More specifically, page 99 begins by contextualizing torture porn within the post-9/11 ‘War on Terror’, in a post-millennial culture of the normalization of torture, taking in, for example, photographs of abused prisoners from Abu Ghraib, the continuing extrajudicial use of Guantanamo Bay, media discussions about the ethics and utility of waterboarding, and the popularity of counter-terrorist entertainment thrillers such as 24. I initially thought 24 was a superbly-made series, with a brilliant real-time conceit, and a revelatory central performance by Kiefer Sutherland. But at some point I just stopped watching, as Jack Bauer increasingly relied on torture as a first resort, to be used immediately on whoever got in his way, including members of his own family. This struck me as deranged.

The page closes with a meditation on pain and the human body. Studies by, for example, Bob Brecher or Shane O’Mara have demonstrated that arguments for torture are philosophically empty, and that torture has no efficacy as a means of information gathering. But that’s not the point. The point is to demonstrate that the torturer has no moral limits, and thus to spread fear. The page closes with these words, which sum things up for me:
Our pain is inexpressible. Having no straightforward linguistic object, it lies beyond the limits of language, articulable only through imprecise similes (it is like burning, it is like torture, it is like death, it is worse than death), or else non-verbally (we scream, we howl, we cry). In our pain, we are uniquely alone and vulnerable. To exploit this vulnerability, knowingly to inflict extreme pain on others, is to place oneself beyond the boundaries of humanity.

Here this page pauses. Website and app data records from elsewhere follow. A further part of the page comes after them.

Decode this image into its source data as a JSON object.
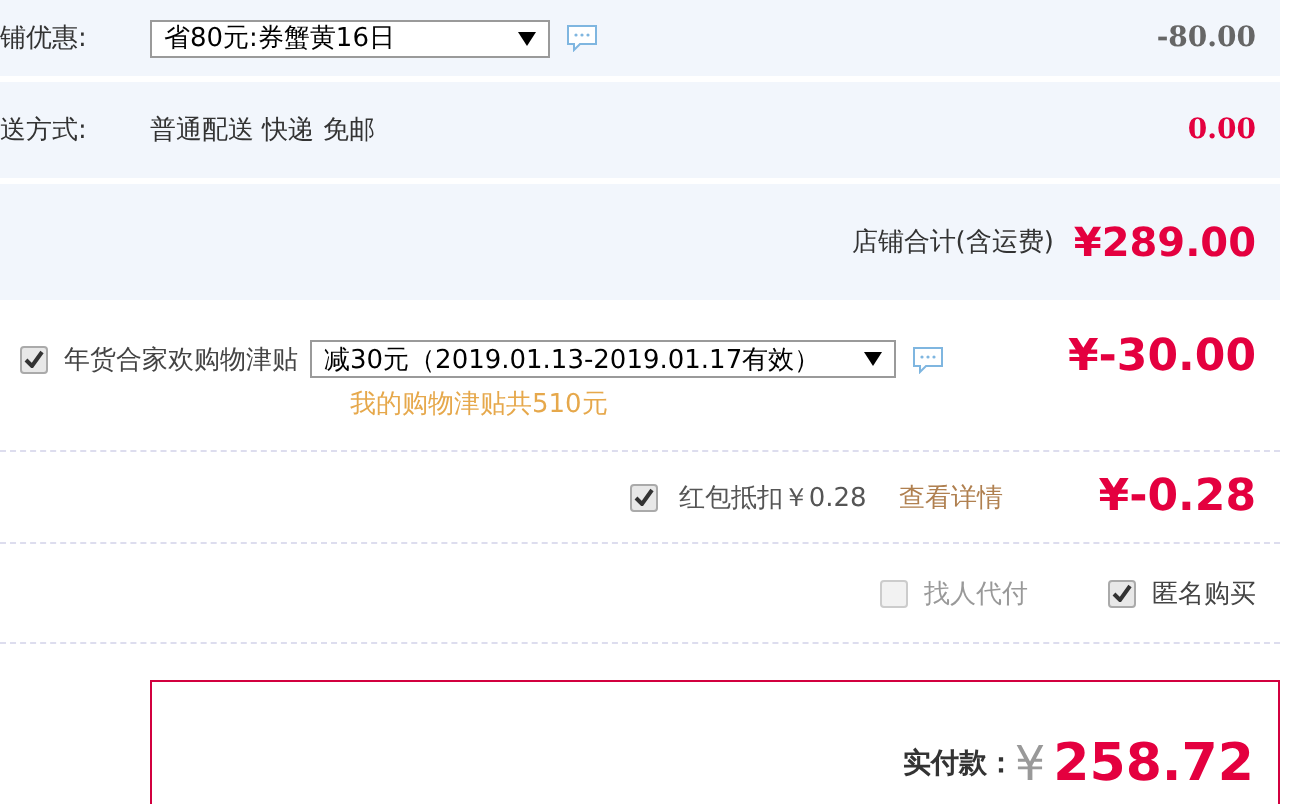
{
  "shop_discount": {
    "label": "铺优惠:",
    "select_value": "省80元:券蟹黄16日",
    "amount": "-80.00"
  },
  "shipping": {
    "label": "送方式:",
    "value": "普通配送 快递 免邮",
    "amount": "0.00"
  },
  "shop_total": {
    "label": "店铺合计(含运费)",
    "amount": "¥289.00"
  },
  "subsidy": {
    "checked": true,
    "label": "年货合家欢购物津贴",
    "select_value": "减30元（2019.01.13-2019.01.17有效）",
    "note": "我的购物津贴共510元",
    "amount": "¥-30.00"
  },
  "red_packet": {
    "checked": true,
    "label": "红包抵扣￥0.28",
    "link": "查看详情",
    "amount": "¥-0.28"
  },
  "options": [
    {
      "label": "找人代付",
      "checked": false
    },
    {
      "label": "匿名购买",
      "checked": true
    }
  ],
  "payment": {
    "label": "实付款：",
    "currency": "¥",
    "amount": "258.72"
  }
}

Learn more about Sleeping with the Lights On at the Oxford University Press website.

--Marshal Zeringue